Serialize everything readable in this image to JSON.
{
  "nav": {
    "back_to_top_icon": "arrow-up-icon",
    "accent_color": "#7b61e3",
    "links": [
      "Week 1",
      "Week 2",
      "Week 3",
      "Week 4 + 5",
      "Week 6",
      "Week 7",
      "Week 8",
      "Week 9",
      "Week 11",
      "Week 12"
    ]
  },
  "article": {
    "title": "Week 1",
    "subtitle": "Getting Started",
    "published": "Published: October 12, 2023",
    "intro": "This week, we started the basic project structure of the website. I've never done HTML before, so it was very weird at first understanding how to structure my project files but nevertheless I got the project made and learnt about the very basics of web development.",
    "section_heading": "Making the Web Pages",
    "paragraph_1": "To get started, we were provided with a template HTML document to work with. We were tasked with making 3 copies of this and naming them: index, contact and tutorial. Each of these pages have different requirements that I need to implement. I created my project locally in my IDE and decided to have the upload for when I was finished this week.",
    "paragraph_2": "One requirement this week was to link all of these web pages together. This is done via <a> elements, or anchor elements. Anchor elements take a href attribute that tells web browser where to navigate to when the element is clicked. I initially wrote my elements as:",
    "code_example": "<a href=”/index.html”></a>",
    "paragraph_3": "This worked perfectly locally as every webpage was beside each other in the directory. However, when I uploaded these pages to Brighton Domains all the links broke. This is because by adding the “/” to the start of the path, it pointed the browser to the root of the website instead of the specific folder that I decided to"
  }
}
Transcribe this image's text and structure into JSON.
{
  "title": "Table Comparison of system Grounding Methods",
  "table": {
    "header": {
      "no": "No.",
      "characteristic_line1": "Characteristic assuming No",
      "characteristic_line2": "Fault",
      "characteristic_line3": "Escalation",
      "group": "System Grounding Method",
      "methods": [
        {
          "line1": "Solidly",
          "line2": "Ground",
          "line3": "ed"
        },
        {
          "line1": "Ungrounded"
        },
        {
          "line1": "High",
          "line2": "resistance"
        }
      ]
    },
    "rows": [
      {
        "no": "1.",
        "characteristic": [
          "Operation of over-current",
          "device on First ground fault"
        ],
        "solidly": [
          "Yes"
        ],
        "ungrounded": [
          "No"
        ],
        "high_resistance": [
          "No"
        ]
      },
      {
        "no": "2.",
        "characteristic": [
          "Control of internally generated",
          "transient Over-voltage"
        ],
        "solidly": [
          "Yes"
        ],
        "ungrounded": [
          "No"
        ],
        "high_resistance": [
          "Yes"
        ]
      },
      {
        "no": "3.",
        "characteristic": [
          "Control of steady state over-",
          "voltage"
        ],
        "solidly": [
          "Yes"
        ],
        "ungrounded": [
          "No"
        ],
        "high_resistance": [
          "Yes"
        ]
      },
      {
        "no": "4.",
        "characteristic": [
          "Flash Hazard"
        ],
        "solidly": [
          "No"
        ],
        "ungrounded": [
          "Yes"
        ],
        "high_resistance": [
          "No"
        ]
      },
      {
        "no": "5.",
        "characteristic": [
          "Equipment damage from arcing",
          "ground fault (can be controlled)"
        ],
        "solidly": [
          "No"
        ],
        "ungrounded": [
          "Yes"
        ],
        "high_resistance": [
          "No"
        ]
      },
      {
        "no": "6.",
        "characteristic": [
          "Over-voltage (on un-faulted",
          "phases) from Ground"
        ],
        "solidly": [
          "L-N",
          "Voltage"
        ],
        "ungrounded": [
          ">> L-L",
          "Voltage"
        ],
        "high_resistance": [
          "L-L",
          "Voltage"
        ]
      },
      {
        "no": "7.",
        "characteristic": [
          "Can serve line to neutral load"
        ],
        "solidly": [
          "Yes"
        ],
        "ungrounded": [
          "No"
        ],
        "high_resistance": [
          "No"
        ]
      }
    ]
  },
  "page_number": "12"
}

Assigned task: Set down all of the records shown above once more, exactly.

Response area:
Serialize everything readable in this image to JSON.
{
  "nav": {
    "back_to_top_icon": "arrow-up-icon",
    "accent_color": "#7b61e3",
    "links": [
      "Week 1",
      "Week 2",
      "Week 3",
      "Week 4 + 5",
      "Week 6",
      "Week 7",
      "Week 8",
      "Week 9",
      "Week 11",
      "Week 12"
    ]
  },
  "article": {
    "title": "Week 1",
    "subtitle": "Getting Started",
    "published": "Published: October 12, 2023",
    "intro": "This week, we started the basic project structure of the website. I've never done HTML before, so it was very weird at first understanding how to structure my project files but nevertheless I got the project made and learnt about the very basics of web development.",
    "section_heading": "Making the Web Pages",
    "paragraph_1": "To get started, we were provided with a template HTML document to work with. We were tasked with making 3 copies of this and naming them: index, contact and tutorial. Each of these pages have different requirements that I need to implement. I created my project locally in my IDE and decided to have the upload for when I was finished this week.",
    "paragraph_2": "One requirement this week was to link all of these web pages together. This is done via <a> elements, or anchor elements. Anchor elements take a href attribute that tells web browser where to navigate to when the element is clicked. I initially wrote my elements as:",
    "code_example": "<a href=”/index.html”></a>",
    "paragraph_3": "This worked perfectly locally as every webpage was beside each other in the directory. However, when I uploaded these pages to Brighton Domains all the links broke. This is because by adding the “/” to the start of the path, it pointed the browser to the root of the website instead of the specific folder that I decided to"
  }
}
Transcribe this image's text and structure into JSON.
{
  "title": "Table Comparison of system Grounding Methods",
  "table": {
    "header": {
      "no": "No.",
      "characteristic_line1": "Characteristic assuming No",
      "characteristic_line2": "Fault",
      "characteristic_line3": "Escalation",
      "group": "System Grounding Method",
      "methods": [
        {
          "line1": "Solidly",
          "line2": "Ground",
          "line3": "ed"
        },
        {
          "line1": "Ungrounded"
        },
        {
          "line1": "High",
          "line2": "resistance"
        }
      ]
    },
    "rows": [
      {
        "no": "1.",
        "characteristic": [
          "Operation of over-current",
          "device on First ground fault"
        ],
        "solidly": [
          "Yes"
        ],
        "ungrounded": [
          "No"
        ],
        "high_resistance": [
          "No"
        ]
      },
      {
        "no": "2.",
        "characteristic": [
          "Control of internally generated",
          "transient Over-voltage"
        ],
        "solidly": [
          "Yes"
        ],
        "ungrounded": [
          "No"
        ],
        "high_resistance": [
          "Yes"
        ]
      },
      {
        "no": "3.",
        "characteristic": [
          "Control of steady state over-",
          "voltage"
        ],
        "solidly": [
          "Yes"
        ],
        "ungrounded": [
          "No"
        ],
        "high_resistance": [
          "Yes"
        ]
      },
      {
        "no": "4.",
        "characteristic": [
          "Flash Hazard"
        ],
        "solidly": [
          "No"
        ],
        "ungrounded": [
          "Yes"
        ],
        "high_resistance": [
          "No"
        ]
      },
      {
        "no": "5.",
        "characteristic": [
          "Equipment damage from arcing",
          "ground fault (can be controlled)"
        ],
        "solidly": [
          "No"
        ],
        "ungrounded": [
          "Yes"
        ],
        "high_resistance": [
          "No"
        ]
      },
      {
        "no": "6.",
        "characteristic": [
          "Over-voltage (on un-faulted",
          "phases) from Ground"
        ],
        "solidly": [
          "L-N",
          "Voltage"
        ],
        "ungrounded": [
          ">> L-L",
          "Voltage"
        ],
        "high_resistance": [
          "L-L",
          "Voltage"
        ]
      },
      {
        "no": "7.",
        "characteristic": [
          "Can serve line to neutral load"
        ],
        "solidly": [
          "Yes"
        ],
        "ungrounded": [
          "No"
        ],
        "high_resistance": [
          "No"
        ]
      }
    ]
  },
  "page_number": "12"
}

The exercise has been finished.